Political Science

Kristen Essel

Visiting Assistant Professor of Political Science
Rm 319/Watson Institute of International and Public Affairs - 111 Thayer Street
Areas of Expertise American Politics, Gender and Politics
Office Hours Wednesdays 12:30pm-2:00pm


Kristen Essel earned her doctorate in American Politics at Brown University. Her research analyzes how gender-based, online social movements influence policy and legislative outcomes. She specifically focuses on how shared gender identities influence legislators' responses to hashtag movements. She pays specific attention to the representation of women with intersecting identities by both the movement and political elites.

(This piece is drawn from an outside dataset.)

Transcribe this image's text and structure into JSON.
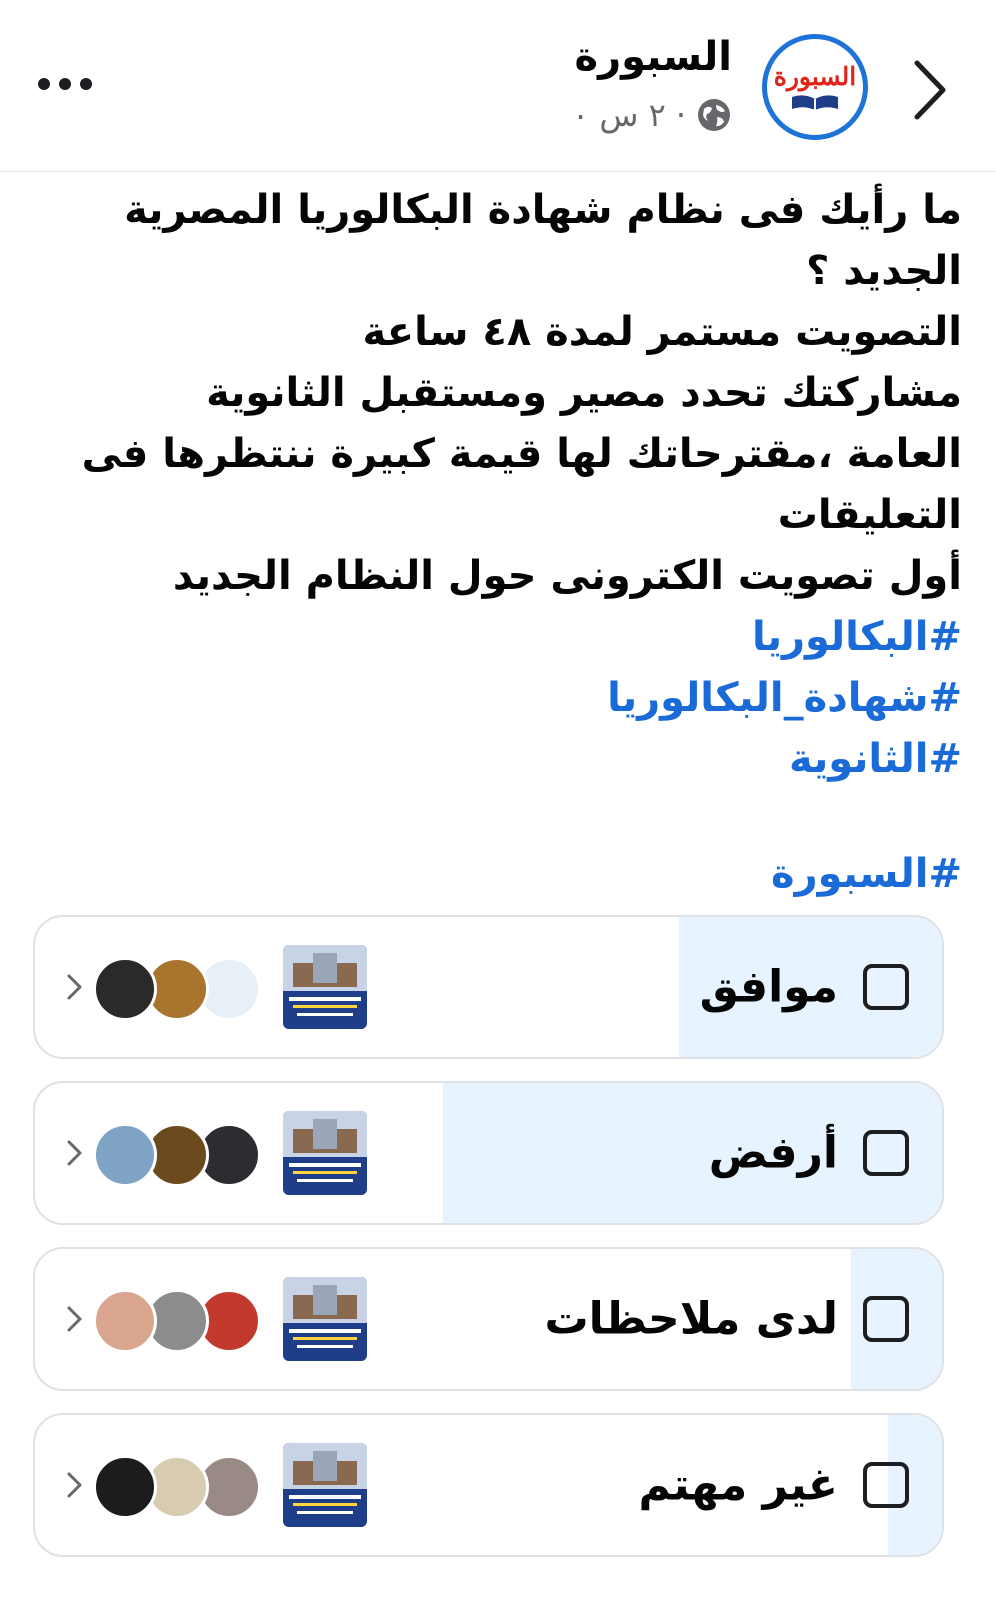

Kristen’s dissertation explores how members of Congress responded to the #MeToo movement, resulting in anti-sexual assault and harassment legislation. Her work provides a model for how a nebulous, online movement for a weakly-linked social group may result in various legislative provisions that benefit a movement's members. Her work further sheds light on how congresswomen's rhetorical and legislative strategies changed in light of the movement. She finds that (co-)sponsorship of #MeToo legislation increased from 2015-2020. She also finds that increasing the number of women (especially women of color) elected to Congress was a prerequisite for #MeToo to produce anti-assault and harassment policies. Kristen also has several papers out for review that expand upon social dynamics seen during the #MeToo movement. One work analyzes voters' response to female candidates who express anger toward sexual assault & harassment. Another analyzes the potential for online-based empathy to influence opinions on abortion.

Before attending Brown, Kristen was a Teach for America corps member, teaching social studies for four different grade levels, including 11th grade Government and Economics. As an instructor, she works to ensure students build the skills and mindsets necessary to succeed in their chosen career path. She works to ensure that her students understand the various ways that government effects their lives and are equipped with the tools necessary to navigate today's polarized political environment. Kristen uses her previous teaching experience to inform her course sequence, classroom culture, and assessment styles to ensure that all students are able to succeed. She has had the pleasure to teach as an adjunct instructor at Connecticut College and will be teaching as a Visiting Assistant Professor at Brown University during the 2023-2024 academic year.

Job Market Paper Title

Representing a Movement: Congressional Sponsorship of #MeToo Legislation from 2015 to 2020

Job Market Paper Abstract

A record number of women were elected to Congress following the 2018 election and 2017 #MeToo movement. While there are demonstrable benefits in electing more women to office, did this increase in descriptive representation also lead to an increase in substantive representation of the policy interests of the #MeToo movement? A review of social movement and gender and elections literature suggests that the hashtag movement may not have been strong enough to incentivize representatives to sponsor anti-assault and harassment legislation. Yet, this issue was salient enough to help elect women in 2018. Using an original data set and typology for classifying the various ways in which legislative text can represent the policy goals of a movement, I utilize a regression analysis of House members’ sponsorship and co-sponsorship of legislation from 2015-2020. The results of this paper demonstrate that sponsorship of movement legislation increased following the #MeToo movement and the type of legislation sponsored was dependent on partisan control of the House chamber. I find that age,partisanship, sex, and non-White identity are significant predictors for which legislators are most likely to sponsor #MeToo legislation.